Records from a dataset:

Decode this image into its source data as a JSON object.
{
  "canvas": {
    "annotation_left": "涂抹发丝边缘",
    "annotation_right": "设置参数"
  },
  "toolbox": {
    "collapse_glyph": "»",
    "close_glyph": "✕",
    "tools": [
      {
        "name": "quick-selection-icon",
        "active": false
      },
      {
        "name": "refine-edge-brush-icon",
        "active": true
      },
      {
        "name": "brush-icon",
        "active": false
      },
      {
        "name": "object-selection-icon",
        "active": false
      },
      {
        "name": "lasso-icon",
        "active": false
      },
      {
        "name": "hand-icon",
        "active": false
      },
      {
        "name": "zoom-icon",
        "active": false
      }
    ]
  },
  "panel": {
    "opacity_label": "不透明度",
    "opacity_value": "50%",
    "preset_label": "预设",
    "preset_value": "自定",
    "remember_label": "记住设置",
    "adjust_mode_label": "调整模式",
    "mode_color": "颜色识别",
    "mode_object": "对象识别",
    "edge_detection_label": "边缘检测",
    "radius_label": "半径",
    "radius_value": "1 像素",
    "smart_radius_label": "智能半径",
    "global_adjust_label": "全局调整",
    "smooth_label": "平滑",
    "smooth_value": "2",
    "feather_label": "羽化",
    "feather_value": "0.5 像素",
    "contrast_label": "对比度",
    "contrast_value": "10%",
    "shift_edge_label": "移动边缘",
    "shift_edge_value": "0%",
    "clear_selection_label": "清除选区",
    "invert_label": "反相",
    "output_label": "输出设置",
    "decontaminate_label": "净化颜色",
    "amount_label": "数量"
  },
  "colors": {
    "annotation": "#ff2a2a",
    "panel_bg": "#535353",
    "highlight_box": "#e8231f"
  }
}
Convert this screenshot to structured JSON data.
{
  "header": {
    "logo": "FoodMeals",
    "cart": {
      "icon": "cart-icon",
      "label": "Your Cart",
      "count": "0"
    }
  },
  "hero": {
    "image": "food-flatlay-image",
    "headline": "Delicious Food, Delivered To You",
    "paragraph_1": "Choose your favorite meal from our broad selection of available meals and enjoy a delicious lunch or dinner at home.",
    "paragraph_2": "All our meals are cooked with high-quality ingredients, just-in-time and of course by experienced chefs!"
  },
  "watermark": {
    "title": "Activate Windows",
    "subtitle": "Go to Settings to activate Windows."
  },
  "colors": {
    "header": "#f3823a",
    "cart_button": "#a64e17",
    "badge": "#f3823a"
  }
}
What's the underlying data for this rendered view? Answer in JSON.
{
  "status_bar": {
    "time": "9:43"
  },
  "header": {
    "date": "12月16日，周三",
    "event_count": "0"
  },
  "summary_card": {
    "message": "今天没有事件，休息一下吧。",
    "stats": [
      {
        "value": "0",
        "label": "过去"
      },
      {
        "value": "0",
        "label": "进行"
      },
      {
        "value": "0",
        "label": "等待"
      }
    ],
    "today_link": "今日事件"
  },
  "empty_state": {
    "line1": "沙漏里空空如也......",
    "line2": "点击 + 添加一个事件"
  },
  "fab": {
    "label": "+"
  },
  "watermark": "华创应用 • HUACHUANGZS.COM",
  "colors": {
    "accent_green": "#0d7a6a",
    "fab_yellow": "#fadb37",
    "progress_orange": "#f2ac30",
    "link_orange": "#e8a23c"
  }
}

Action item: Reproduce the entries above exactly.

Answer space:
Decode this image into its source data as a JSON object.
{
  "canvas": {
    "annotation_left": "涂抹发丝边缘",
    "annotation_right": "设置参数"
  },
  "toolbox": {
    "collapse_glyph": "»",
    "close_glyph": "✕",
    "tools": [
      {
        "name": "quick-selection-icon",
        "active": false
      },
      {
        "name": "refine-edge-brush-icon",
        "active": true
      },
      {
        "name": "brush-icon",
        "active": false
      },
      {
        "name": "object-selection-icon",
        "active": false
      },
      {
        "name": "lasso-icon",
        "active": false
      },
      {
        "name": "hand-icon",
        "active": false
      },
      {
        "name": "zoom-icon",
        "active": false
      }
    ]
  },
  "panel": {
    "opacity_label": "不透明度",
    "opacity_value": "50%",
    "preset_label": "预设",
    "preset_value": "自定",
    "remember_label": "记住设置",
    "adjust_mode_label": "调整模式",
    "mode_color": "颜色识别",
    "mode_object": "对象识别",
    "edge_detection_label": "边缘检测",
    "radius_label": "半径",
    "radius_value": "1 像素",
    "smart_radius_label": "智能半径",
    "global_adjust_label": "全局调整",
    "smooth_label": "平滑",
    "smooth_value": "2",
    "feather_label": "羽化",
    "feather_value": "0.5 像素",
    "contrast_label": "对比度",
    "contrast_value": "10%",
    "shift_edge_label": "移动边缘",
    "shift_edge_value": "0%",
    "clear_selection_label": "清除选区",
    "invert_label": "反相",
    "output_label": "输出设置",
    "decontaminate_label": "净化颜色",
    "amount_label": "数量"
  },
  "colors": {
    "annotation": "#ff2a2a",
    "panel_bg": "#535353",
    "highlight_box": "#e8231f"
  }
}
Convert this screenshot to structured JSON data.
{
  "header": {
    "logo": "FoodMeals",
    "cart": {
      "icon": "cart-icon",
      "label": "Your Cart",
      "count": "0"
    }
  },
  "hero": {
    "image": "food-flatlay-image",
    "headline": "Delicious Food, Delivered To You",
    "paragraph_1": "Choose your favorite meal from our broad selection of available meals and enjoy a delicious lunch or dinner at home.",
    "paragraph_2": "All our meals are cooked with high-quality ingredients, just-in-time and of course by experienced chefs!"
  },
  "watermark": {
    "title": "Activate Windows",
    "subtitle": "Go to Settings to activate Windows."
  },
  "colors": {
    "header": "#f3823a",
    "cart_button": "#a64e17",
    "badge": "#f3823a"
  }
}
What's the underlying data for this rendered view? Answer in JSON.
{
  "status_bar": {
    "time": "9:43"
  },
  "header": {
    "date": "12月16日，周三",
    "event_count": "0"
  },
  "summary_card": {
    "message": "今天没有事件，休息一下吧。",
    "stats": [
      {
        "value": "0",
        "label": "过去"
      },
      {
        "value": "0",
        "label": "进行"
      },
      {
        "value": "0",
        "label": "等待"
      }
    ],
    "today_link": "今日事件"
  },
  "empty_state": {
    "line1": "沙漏里空空如也......",
    "line2": "点击 + 添加一个事件"
  },
  "fab": {
    "label": "+"
  },
  "watermark": "华创应用 • HUACHUANGZS.COM",
  "colors": {
    "accent_green": "#0d7a6a",
    "fab_yellow": "#fadb37",
    "progress_orange": "#f2ac30",
    "link_orange": "#e8a23c"
  }
}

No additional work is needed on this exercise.